EXERCISE » What the task needs is the data below, written out verbatim.

DATASET EXCERPTS »

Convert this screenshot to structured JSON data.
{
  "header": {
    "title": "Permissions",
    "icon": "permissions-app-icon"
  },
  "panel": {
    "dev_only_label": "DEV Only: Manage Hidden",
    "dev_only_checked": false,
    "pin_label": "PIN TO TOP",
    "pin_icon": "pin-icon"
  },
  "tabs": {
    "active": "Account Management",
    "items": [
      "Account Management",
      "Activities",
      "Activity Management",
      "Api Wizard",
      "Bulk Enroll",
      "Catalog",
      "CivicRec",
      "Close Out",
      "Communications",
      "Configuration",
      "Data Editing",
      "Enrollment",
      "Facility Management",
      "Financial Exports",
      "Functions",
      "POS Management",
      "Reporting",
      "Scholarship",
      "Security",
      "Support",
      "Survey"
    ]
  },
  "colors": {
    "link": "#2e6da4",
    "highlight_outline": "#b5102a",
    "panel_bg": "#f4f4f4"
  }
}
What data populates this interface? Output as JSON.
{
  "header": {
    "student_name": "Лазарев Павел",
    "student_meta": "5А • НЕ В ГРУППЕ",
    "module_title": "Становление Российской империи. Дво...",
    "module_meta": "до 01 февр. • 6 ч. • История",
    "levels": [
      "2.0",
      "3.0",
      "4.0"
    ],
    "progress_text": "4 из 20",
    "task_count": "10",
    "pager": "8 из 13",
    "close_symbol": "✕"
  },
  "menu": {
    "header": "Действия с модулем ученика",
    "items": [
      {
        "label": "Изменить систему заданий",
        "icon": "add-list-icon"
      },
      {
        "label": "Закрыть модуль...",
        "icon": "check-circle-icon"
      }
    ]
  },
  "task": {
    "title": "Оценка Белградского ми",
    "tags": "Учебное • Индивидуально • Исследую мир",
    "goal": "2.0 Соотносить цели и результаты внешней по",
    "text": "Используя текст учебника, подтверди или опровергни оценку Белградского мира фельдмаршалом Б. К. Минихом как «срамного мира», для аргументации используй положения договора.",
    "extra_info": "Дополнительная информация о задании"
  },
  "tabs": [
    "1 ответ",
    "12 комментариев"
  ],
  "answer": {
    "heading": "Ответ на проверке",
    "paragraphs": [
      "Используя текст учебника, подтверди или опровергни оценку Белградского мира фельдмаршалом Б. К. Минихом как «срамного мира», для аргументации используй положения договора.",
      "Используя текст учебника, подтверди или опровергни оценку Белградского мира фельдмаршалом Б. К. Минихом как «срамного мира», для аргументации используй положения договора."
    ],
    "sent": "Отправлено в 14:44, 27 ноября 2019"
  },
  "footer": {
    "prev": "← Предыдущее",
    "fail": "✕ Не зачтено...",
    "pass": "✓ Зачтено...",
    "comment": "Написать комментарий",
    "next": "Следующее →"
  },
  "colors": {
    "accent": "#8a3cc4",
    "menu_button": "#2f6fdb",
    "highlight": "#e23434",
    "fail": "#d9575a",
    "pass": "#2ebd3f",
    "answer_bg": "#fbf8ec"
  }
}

COMPLETED EXERCISE »
Convert this screenshot to structured JSON data.
{
  "header": {
    "title": "Permissions",
    "icon": "permissions-app-icon"
  },
  "panel": {
    "dev_only_label": "DEV Only: Manage Hidden",
    "dev_only_checked": false,
    "pin_label": "PIN TO TOP",
    "pin_icon": "pin-icon"
  },
  "tabs": {
    "active": "Account Management",
    "items": [
      "Account Management",
      "Activities",
      "Activity Management",
      "Api Wizard",
      "Bulk Enroll",
      "Catalog",
      "CivicRec",
      "Close Out",
      "Communications",
      "Configuration",
      "Data Editing",
      "Enrollment",
      "Facility Management",
      "Financial Exports",
      "Functions",
      "POS Management",
      "Reporting",
      "Scholarship",
      "Security",
      "Support",
      "Survey"
    ]
  },
  "colors": {
    "link": "#2e6da4",
    "highlight_outline": "#b5102a",
    "panel_bg": "#f4f4f4"
  }
}
What data populates this interface? Output as JSON.
{
  "header": {
    "student_name": "Лазарев Павел",
    "student_meta": "5А • НЕ В ГРУППЕ",
    "module_title": "Становление Российской империи. Дво...",
    "module_meta": "до 01 февр. • 6 ч. • История",
    "levels": [
      "2.0",
      "3.0",
      "4.0"
    ],
    "progress_text": "4 из 20",
    "task_count": "10",
    "pager": "8 из 13",
    "close_symbol": "✕"
  },
  "menu": {
    "header": "Действия с модулем ученика",
    "items": [
      {
        "label": "Изменить систему заданий",
        "icon": "add-list-icon"
      },
      {
        "label": "Закрыть модуль...",
        "icon": "check-circle-icon"
      }
    ]
  },
  "task": {
    "title": "Оценка Белградского ми",
    "tags": "Учебное • Индивидуально • Исследую мир",
    "goal": "2.0 Соотносить цели и результаты внешней по",
    "text": "Используя текст учебника, подтверди или опровергни оценку Белградского мира фельдмаршалом Б. К. Минихом как «срамного мира», для аргументации используй положения договора.",
    "extra_info": "Дополнительная информация о задании"
  },
  "tabs": [
    "1 ответ",
    "12 комментариев"
  ],
  "answer": {
    "heading": "Ответ на проверке",
    "paragraphs": [
      "Используя текст учебника, подтверди или опровергни оценку Белградского мира фельдмаршалом Б. К. Минихом как «срамного мира», для аргументации используй положения договора.",
      "Используя текст учебника, подтверди или опровергни оценку Белградского мира фельдмаршалом Б. К. Минихом как «срамного мира», для аргументации используй положения договора."
    ],
    "sent": "Отправлено в 14:44, 27 ноября 2019"
  },
  "footer": {
    "prev": "← Предыдущее",
    "fail": "✕ Не зачтено...",
    "pass": "✓ Зачтено...",
    "comment": "Написать комментарий",
    "next": "Следующее →"
  },
  "colors": {
    "accent": "#8a3cc4",
    "menu_button": "#2f6fdb",
    "highlight": "#e23434",
    "fail": "#d9575a",
    "pass": "#2ebd3f",
    "answer_bg": "#fbf8ec"
  }
}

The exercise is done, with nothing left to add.